● **Page and application data records**:

▬▬▬▬▬▬

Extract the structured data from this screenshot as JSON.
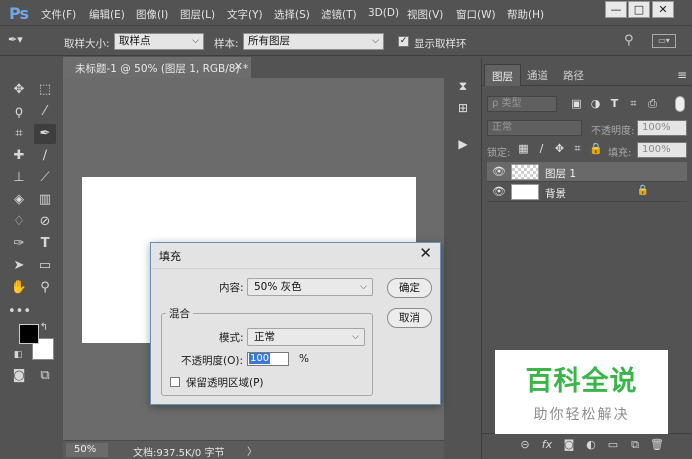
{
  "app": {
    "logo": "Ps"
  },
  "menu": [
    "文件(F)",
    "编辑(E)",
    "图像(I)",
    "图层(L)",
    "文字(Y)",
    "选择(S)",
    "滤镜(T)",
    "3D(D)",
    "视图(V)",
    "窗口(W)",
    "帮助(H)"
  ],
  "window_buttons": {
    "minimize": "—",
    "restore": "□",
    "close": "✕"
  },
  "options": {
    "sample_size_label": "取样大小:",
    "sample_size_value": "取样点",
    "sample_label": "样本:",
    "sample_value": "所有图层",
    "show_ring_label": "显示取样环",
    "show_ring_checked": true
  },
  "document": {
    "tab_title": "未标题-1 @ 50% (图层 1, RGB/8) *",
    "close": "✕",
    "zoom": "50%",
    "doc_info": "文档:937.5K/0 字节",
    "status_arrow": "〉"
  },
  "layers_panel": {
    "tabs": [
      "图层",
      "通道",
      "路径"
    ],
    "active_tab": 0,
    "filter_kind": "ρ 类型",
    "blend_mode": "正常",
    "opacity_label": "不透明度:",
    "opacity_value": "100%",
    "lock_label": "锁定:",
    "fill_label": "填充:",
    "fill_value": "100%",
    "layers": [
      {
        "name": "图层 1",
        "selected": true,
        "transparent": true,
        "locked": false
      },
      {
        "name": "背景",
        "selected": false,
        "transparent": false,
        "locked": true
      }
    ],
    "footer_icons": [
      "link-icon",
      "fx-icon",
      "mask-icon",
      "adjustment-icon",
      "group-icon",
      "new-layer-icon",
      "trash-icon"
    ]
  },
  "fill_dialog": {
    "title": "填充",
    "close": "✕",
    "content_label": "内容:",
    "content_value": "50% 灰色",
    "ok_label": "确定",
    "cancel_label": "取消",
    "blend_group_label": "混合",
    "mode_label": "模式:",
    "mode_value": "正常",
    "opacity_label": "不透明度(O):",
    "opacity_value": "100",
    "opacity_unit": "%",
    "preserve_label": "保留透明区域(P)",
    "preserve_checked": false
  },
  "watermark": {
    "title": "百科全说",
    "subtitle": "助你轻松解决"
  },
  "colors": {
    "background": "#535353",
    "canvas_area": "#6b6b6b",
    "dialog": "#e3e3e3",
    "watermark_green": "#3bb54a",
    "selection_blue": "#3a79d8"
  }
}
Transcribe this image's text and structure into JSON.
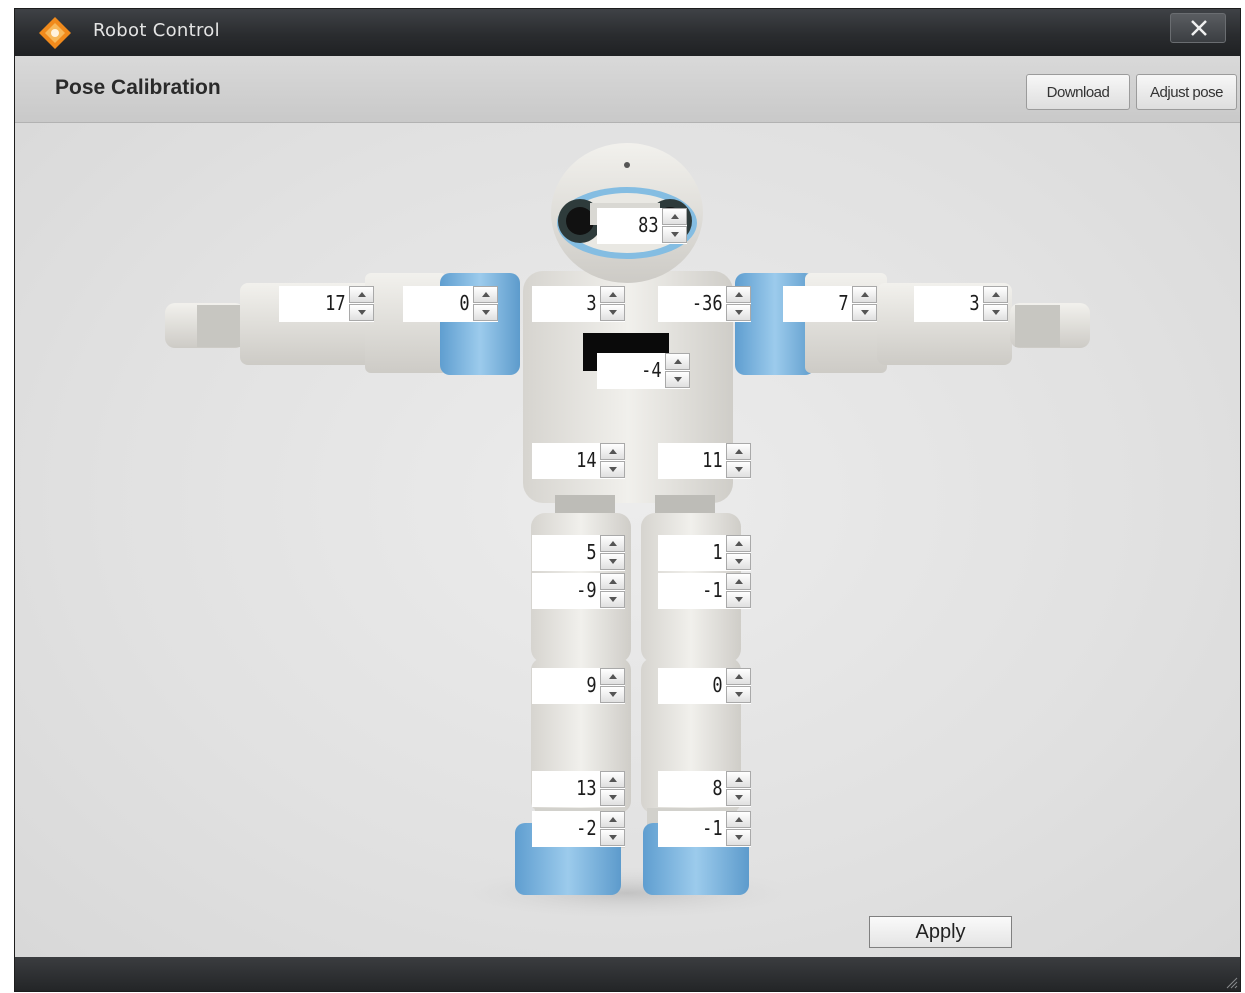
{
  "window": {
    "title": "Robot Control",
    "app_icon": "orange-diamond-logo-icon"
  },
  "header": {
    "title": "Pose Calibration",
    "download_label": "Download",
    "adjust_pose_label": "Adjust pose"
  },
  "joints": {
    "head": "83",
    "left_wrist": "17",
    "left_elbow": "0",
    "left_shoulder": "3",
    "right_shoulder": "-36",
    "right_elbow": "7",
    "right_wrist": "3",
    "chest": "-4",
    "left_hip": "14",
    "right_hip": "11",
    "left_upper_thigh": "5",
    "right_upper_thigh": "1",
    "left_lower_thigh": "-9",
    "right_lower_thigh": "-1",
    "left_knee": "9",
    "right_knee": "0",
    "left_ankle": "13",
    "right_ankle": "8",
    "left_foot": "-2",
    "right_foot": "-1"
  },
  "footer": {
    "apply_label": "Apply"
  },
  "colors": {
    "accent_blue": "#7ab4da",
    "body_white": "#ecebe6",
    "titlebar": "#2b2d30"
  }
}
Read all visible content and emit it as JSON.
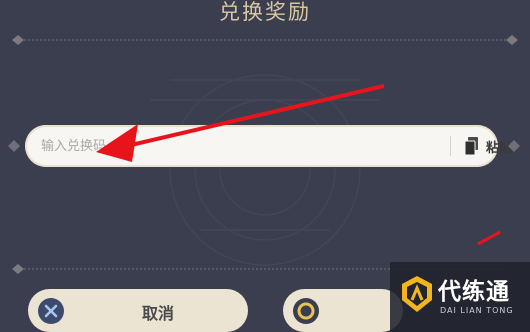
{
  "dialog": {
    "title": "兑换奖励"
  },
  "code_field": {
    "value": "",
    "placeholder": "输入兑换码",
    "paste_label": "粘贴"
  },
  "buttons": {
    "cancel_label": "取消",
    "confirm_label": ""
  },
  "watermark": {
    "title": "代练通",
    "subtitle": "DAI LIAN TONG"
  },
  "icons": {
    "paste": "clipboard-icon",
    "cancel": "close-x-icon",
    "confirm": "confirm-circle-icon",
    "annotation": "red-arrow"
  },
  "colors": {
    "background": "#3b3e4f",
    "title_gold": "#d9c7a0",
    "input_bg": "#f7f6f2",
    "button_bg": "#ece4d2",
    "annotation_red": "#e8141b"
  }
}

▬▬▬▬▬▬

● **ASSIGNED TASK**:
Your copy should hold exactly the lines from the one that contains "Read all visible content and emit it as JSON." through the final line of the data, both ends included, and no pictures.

● **RESPONSE BOX**:
Read all visible content and emit it as JSON.
{
  "dialog": {
    "title": "兑换奖励"
  },
  "code_field": {
    "value": "",
    "placeholder": "输入兑换码",
    "paste_label": "粘贴"
  },
  "buttons": {
    "cancel_label": "取消",
    "confirm_label": ""
  },
  "watermark": {
    "title": "代练通",
    "subtitle": "DAI LIAN TONG"
  },
  "icons": {
    "paste": "clipboard-icon",
    "cancel": "close-x-icon",
    "confirm": "confirm-circle-icon",
    "annotation": "red-arrow"
  },
  "colors": {
    "background": "#3b3e4f",
    "title_gold": "#d9c7a0",
    "input_bg": "#f7f6f2",
    "button_bg": "#ece4d2",
    "annotation_red": "#e8141b"
  }
}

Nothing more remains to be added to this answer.